§ **Input**:
---
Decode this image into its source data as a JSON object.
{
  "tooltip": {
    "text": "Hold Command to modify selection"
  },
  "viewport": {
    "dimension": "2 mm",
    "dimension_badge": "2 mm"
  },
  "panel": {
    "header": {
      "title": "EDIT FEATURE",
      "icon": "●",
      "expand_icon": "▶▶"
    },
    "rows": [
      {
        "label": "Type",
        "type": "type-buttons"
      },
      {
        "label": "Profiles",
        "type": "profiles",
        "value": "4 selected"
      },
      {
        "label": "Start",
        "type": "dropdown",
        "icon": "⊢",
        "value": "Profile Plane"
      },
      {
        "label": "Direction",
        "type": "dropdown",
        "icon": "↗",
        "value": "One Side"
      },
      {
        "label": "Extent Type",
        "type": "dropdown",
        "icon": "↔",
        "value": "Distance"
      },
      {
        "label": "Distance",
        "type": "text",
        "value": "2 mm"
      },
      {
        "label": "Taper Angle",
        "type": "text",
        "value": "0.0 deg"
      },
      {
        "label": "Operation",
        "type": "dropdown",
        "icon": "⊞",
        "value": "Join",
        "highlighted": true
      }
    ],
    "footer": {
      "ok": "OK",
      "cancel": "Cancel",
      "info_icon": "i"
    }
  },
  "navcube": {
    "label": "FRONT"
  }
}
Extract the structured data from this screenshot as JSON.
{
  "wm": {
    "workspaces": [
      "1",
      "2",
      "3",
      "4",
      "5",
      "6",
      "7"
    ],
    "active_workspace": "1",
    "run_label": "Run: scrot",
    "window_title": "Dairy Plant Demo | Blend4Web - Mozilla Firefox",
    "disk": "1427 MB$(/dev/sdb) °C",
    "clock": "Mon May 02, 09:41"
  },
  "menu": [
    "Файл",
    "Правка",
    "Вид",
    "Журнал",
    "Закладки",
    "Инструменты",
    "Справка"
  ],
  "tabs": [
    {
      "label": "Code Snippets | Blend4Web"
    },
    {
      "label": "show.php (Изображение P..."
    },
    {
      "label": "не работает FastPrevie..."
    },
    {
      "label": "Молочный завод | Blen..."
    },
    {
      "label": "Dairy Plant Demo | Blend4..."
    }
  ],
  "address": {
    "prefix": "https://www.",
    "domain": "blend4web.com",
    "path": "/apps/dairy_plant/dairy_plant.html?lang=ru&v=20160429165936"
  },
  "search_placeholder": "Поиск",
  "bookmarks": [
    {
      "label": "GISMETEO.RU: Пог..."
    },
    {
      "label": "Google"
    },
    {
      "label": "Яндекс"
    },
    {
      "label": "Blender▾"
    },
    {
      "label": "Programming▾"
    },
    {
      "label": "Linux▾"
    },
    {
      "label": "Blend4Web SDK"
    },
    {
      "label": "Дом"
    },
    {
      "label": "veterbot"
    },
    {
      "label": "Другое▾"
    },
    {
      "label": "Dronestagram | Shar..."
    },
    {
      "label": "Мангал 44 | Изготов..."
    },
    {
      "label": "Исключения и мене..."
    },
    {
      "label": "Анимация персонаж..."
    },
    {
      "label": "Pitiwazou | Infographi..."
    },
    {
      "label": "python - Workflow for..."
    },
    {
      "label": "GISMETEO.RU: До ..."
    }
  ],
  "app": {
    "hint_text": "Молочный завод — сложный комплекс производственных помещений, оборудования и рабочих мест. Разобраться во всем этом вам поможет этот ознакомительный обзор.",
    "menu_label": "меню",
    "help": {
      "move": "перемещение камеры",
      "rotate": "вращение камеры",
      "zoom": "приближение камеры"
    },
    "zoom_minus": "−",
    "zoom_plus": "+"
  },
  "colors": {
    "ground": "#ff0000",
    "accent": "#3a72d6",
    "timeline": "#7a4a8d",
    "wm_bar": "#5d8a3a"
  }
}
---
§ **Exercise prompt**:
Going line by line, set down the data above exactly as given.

§ **Result of the exercise**:
Decode this image into its source data as a JSON object.
{
  "tooltip": {
    "text": "Hold Command to modify selection"
  },
  "viewport": {
    "dimension": "2 mm",
    "dimension_badge": "2 mm"
  },
  "panel": {
    "header": {
      "title": "EDIT FEATURE",
      "icon": "●",
      "expand_icon": "▶▶"
    },
    "rows": [
      {
        "label": "Type",
        "type": "type-buttons"
      },
      {
        "label": "Profiles",
        "type": "profiles",
        "value": "4 selected"
      },
      {
        "label": "Start",
        "type": "dropdown",
        "icon": "⊢",
        "value": "Profile Plane"
      },
      {
        "label": "Direction",
        "type": "dropdown",
        "icon": "↗",
        "value": "One Side"
      },
      {
        "label": "Extent Type",
        "type": "dropdown",
        "icon": "↔",
        "value": "Distance"
      },
      {
        "label": "Distance",
        "type": "text",
        "value": "2 mm"
      },
      {
        "label": "Taper Angle",
        "type": "text",
        "value": "0.0 deg"
      },
      {
        "label": "Operation",
        "type": "dropdown",
        "icon": "⊞",
        "value": "Join",
        "highlighted": true
      }
    ],
    "footer": {
      "ok": "OK",
      "cancel": "Cancel",
      "info_icon": "i"
    }
  },
  "navcube": {
    "label": "FRONT"
  }
}
Extract the structured data from this screenshot as JSON.
{
  "wm": {
    "workspaces": [
      "1",
      "2",
      "3",
      "4",
      "5",
      "6",
      "7"
    ],
    "active_workspace": "1",
    "run_label": "Run: scrot",
    "window_title": "Dairy Plant Demo | Blend4Web - Mozilla Firefox",
    "disk": "1427 MB$(/dev/sdb) °C",
    "clock": "Mon May 02, 09:41"
  },
  "menu": [
    "Файл",
    "Правка",
    "Вид",
    "Журнал",
    "Закладки",
    "Инструменты",
    "Справка"
  ],
  "tabs": [
    {
      "label": "Code Snippets | Blend4Web"
    },
    {
      "label": "show.php (Изображение P..."
    },
    {
      "label": "не работает FastPrevie..."
    },
    {
      "label": "Молочный завод | Blen..."
    },
    {
      "label": "Dairy Plant Demo | Blend4..."
    }
  ],
  "address": {
    "prefix": "https://www.",
    "domain": "blend4web.com",
    "path": "/apps/dairy_plant/dairy_plant.html?lang=ru&v=20160429165936"
  },
  "search_placeholder": "Поиск",
  "bookmarks": [
    {
      "label": "GISMETEO.RU: Пог..."
    },
    {
      "label": "Google"
    },
    {
      "label": "Яндекс"
    },
    {
      "label": "Blender▾"
    },
    {
      "label": "Programming▾"
    },
    {
      "label": "Linux▾"
    },
    {
      "label": "Blend4Web SDK"
    },
    {
      "label": "Дом"
    },
    {
      "label": "veterbot"
    },
    {
      "label": "Другое▾"
    },
    {
      "label": "Dronestagram | Shar..."
    },
    {
      "label": "Мангал 44 | Изготов..."
    },
    {
      "label": "Исключения и мене..."
    },
    {
      "label": "Анимация персонаж..."
    },
    {
      "label": "Pitiwazou | Infographi..."
    },
    {
      "label": "python - Workflow for..."
    },
    {
      "label": "GISMETEO.RU: До ..."
    }
  ],
  "app": {
    "hint_text": "Молочный завод — сложный комплекс производственных помещений, оборудования и рабочих мест. Разобраться во всем этом вам поможет этот ознакомительный обзор.",
    "menu_label": "меню",
    "help": {
      "move": "перемещение камеры",
      "rotate": "вращение камеры",
      "zoom": "приближение камеры"
    },
    "zoom_minus": "−",
    "zoom_plus": "+"
  },
  "colors": {
    "ground": "#ff0000",
    "accent": "#3a72d6",
    "timeline": "#7a4a8d",
    "wm_bar": "#5d8a3a"
  }
}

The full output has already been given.